**** ENTRIES PROVIDED

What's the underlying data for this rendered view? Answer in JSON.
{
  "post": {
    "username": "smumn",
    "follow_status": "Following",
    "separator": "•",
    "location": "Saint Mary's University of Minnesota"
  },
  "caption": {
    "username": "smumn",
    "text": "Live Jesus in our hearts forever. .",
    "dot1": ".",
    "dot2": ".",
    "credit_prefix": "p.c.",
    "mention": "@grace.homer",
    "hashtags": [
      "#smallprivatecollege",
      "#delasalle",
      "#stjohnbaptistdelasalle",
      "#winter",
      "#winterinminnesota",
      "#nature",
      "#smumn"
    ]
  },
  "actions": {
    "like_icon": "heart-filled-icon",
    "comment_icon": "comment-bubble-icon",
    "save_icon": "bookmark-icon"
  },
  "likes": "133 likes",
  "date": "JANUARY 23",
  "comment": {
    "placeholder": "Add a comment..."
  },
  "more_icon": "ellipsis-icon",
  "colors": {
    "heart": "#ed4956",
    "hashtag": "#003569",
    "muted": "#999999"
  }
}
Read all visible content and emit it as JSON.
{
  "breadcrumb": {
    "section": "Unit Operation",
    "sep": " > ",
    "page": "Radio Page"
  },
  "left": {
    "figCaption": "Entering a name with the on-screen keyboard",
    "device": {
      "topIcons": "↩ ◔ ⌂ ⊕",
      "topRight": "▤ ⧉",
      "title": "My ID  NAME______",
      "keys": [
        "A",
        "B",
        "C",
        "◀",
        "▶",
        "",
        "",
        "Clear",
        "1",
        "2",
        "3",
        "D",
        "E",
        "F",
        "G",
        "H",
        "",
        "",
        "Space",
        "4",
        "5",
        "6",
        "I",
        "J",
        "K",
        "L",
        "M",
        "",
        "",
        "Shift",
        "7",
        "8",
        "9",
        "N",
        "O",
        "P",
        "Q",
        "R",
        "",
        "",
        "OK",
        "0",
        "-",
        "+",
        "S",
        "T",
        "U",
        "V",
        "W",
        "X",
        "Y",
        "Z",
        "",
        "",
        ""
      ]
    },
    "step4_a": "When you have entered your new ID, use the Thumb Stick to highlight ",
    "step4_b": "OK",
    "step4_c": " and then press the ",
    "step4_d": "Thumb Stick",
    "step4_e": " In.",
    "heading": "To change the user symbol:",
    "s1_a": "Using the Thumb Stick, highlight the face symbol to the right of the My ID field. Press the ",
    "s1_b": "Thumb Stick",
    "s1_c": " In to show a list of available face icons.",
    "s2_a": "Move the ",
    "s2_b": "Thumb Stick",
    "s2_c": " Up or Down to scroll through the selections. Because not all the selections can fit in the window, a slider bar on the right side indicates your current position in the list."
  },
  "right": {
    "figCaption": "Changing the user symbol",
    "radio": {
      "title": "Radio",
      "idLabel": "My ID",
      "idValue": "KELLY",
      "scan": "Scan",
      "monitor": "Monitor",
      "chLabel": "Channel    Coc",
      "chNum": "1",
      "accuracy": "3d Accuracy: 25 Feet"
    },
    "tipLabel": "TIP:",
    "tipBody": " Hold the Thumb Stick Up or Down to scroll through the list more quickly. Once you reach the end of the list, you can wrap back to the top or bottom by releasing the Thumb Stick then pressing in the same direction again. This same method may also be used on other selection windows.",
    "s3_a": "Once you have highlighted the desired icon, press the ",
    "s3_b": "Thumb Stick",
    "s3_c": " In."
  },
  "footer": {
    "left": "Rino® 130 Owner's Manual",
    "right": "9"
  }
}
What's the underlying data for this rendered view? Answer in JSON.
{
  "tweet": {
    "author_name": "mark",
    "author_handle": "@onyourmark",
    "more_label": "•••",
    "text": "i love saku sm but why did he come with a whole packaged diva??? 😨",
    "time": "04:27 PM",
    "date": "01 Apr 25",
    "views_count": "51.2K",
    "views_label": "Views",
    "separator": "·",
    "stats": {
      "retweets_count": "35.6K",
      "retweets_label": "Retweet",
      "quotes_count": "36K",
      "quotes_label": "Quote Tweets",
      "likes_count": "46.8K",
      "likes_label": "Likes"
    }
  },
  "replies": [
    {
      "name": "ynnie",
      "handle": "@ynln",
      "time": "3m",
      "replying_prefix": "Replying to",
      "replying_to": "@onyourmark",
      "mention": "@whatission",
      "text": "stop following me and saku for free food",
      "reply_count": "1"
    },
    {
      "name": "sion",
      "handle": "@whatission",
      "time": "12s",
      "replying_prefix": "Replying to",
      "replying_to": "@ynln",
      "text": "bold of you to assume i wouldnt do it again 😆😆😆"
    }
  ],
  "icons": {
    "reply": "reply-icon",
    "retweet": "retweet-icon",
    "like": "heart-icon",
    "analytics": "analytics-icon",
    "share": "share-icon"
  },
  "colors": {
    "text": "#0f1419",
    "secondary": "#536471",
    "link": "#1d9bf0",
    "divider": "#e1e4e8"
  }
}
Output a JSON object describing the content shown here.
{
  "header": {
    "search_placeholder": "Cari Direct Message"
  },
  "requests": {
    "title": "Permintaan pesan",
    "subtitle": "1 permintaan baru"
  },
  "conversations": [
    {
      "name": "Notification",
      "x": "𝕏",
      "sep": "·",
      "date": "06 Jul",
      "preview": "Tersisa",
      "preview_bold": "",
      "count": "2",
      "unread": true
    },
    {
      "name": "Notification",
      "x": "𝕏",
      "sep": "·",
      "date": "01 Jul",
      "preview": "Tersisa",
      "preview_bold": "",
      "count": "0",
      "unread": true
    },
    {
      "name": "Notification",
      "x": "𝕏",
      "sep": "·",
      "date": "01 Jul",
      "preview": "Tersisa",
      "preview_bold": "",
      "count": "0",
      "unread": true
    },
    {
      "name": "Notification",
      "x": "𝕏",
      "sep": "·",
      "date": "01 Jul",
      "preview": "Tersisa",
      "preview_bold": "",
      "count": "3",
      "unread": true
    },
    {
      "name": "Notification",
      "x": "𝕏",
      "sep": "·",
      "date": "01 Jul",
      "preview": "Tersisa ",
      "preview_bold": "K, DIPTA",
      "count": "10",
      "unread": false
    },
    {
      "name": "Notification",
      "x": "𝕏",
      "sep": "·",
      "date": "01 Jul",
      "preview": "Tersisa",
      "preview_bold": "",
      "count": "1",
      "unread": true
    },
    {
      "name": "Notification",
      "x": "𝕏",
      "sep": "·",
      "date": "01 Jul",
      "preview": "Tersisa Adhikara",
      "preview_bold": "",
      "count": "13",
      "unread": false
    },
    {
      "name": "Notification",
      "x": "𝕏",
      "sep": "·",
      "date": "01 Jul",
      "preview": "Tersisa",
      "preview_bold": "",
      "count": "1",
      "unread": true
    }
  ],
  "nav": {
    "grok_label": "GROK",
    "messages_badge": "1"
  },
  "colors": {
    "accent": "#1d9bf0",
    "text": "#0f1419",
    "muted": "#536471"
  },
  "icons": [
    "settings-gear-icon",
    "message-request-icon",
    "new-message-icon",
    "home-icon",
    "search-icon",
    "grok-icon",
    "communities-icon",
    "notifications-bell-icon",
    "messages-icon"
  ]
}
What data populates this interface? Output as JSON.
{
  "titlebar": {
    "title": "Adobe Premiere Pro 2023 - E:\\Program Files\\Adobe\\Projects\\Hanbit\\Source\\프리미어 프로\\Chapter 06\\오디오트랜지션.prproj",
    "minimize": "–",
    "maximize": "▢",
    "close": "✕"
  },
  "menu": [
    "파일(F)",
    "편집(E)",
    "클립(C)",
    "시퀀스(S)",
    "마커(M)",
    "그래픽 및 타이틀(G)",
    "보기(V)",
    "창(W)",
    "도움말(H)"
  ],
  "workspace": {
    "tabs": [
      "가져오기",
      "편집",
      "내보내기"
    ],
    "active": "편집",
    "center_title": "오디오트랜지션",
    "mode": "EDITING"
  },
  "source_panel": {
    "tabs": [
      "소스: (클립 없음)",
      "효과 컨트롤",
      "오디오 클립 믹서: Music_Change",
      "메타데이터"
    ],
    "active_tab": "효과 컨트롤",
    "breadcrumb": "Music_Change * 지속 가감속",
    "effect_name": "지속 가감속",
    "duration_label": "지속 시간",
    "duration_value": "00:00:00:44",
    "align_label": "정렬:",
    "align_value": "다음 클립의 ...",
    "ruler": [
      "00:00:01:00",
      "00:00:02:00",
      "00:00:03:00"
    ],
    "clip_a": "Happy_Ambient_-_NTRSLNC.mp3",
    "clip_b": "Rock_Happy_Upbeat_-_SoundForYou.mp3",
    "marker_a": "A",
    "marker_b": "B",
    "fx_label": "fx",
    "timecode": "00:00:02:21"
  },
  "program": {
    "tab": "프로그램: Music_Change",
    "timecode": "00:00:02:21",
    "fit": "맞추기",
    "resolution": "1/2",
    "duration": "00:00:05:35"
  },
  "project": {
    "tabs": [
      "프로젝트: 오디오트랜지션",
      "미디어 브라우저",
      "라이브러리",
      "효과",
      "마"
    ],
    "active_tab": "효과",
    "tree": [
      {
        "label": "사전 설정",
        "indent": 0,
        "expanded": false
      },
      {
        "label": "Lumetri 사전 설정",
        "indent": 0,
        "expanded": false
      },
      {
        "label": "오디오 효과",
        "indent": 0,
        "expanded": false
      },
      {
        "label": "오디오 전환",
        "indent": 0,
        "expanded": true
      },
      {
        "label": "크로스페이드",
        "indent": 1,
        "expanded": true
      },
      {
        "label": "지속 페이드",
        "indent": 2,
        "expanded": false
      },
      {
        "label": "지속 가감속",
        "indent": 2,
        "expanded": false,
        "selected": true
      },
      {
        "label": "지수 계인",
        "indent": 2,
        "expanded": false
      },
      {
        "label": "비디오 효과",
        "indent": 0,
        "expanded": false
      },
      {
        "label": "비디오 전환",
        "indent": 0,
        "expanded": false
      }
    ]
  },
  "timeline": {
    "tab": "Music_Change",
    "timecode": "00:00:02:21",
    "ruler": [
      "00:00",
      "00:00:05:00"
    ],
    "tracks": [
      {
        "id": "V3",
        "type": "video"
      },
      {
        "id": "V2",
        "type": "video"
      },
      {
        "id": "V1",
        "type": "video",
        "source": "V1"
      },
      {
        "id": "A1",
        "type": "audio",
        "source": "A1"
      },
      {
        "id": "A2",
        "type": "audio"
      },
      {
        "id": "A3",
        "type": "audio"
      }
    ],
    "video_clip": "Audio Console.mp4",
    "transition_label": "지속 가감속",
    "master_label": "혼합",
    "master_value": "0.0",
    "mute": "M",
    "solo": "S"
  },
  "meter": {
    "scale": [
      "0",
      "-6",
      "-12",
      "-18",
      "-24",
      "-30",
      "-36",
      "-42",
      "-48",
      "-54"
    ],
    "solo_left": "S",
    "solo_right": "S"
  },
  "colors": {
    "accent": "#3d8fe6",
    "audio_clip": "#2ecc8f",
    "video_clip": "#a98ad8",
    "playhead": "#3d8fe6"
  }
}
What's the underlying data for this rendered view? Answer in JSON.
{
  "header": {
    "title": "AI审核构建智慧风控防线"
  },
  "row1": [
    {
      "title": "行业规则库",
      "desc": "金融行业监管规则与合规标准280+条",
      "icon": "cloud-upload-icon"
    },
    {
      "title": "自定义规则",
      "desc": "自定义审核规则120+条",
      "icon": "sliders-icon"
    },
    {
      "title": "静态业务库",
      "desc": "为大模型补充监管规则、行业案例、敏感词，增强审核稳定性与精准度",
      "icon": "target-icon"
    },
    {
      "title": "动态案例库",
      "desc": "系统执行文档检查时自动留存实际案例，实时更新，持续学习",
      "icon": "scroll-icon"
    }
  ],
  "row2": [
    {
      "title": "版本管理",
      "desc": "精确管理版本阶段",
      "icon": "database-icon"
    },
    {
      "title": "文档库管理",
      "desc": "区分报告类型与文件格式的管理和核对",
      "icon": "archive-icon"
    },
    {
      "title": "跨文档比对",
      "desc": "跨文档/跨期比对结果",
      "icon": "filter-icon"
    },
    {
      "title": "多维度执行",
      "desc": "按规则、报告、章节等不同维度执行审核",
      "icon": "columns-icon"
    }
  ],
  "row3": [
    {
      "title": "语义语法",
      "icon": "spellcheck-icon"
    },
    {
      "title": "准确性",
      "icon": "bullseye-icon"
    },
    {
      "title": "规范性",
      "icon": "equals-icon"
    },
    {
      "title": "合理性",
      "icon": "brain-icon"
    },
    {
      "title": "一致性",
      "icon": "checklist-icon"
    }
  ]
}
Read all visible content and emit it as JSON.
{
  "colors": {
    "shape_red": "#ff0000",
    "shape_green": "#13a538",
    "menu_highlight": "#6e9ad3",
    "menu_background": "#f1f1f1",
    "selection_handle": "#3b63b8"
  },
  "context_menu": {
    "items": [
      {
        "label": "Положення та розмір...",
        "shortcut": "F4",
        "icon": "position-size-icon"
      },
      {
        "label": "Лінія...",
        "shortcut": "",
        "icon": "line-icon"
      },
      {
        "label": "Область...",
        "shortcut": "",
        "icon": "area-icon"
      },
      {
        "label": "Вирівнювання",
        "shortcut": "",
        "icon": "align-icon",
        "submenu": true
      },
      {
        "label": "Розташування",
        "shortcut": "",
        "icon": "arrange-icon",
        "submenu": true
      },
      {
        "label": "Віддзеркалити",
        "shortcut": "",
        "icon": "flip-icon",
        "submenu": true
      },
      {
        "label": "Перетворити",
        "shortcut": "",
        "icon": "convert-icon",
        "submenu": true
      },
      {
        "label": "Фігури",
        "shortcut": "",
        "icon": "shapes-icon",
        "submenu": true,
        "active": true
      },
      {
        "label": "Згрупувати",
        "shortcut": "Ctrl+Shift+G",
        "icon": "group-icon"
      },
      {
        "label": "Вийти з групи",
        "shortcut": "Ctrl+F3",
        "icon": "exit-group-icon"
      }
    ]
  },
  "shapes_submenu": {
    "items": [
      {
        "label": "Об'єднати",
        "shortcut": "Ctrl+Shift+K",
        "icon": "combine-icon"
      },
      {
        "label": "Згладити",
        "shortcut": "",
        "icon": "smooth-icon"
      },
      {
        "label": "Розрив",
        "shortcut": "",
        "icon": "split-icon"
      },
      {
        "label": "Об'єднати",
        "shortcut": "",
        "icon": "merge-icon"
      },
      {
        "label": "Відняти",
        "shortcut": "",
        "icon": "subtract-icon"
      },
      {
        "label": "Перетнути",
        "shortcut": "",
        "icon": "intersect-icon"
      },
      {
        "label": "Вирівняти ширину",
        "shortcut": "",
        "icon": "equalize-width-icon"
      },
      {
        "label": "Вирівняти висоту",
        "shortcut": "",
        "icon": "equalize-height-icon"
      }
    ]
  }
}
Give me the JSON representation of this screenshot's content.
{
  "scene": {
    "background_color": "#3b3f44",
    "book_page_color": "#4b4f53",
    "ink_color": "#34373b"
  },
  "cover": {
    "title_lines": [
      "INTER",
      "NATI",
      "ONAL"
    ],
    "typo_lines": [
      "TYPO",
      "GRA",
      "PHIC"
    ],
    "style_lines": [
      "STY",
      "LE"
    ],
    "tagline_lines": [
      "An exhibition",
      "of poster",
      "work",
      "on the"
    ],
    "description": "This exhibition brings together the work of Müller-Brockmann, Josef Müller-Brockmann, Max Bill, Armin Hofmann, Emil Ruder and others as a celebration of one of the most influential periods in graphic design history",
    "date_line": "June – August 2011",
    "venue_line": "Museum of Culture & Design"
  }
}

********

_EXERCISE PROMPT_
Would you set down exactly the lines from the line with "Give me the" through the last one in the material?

_EXPECTED ANSWER_
Give me the JSON representation of this screenshot's content.
{
  "scene": {
    "background_color": "#3b3f44",
    "book_page_color": "#4b4f53",
    "ink_color": "#34373b"
  },
  "cover": {
    "title_lines": [
      "INTER",
      "NATI",
      "ONAL"
    ],
    "typo_lines": [
      "TYPO",
      "GRA",
      "PHIC"
    ],
    "style_lines": [
      "STY",
      "LE"
    ],
    "tagline_lines": [
      "An exhibition",
      "of poster",
      "work",
      "on the"
    ],
    "description": "This exhibition brings together the work of Müller-Brockmann, Josef Müller-Brockmann, Max Bill, Armin Hofmann, Emil Ruder and others as a celebration of one of the most influential periods in graphic design history",
    "date_line": "June – August 2011",
    "venue_line": "Museum of Culture & Design"
  }
}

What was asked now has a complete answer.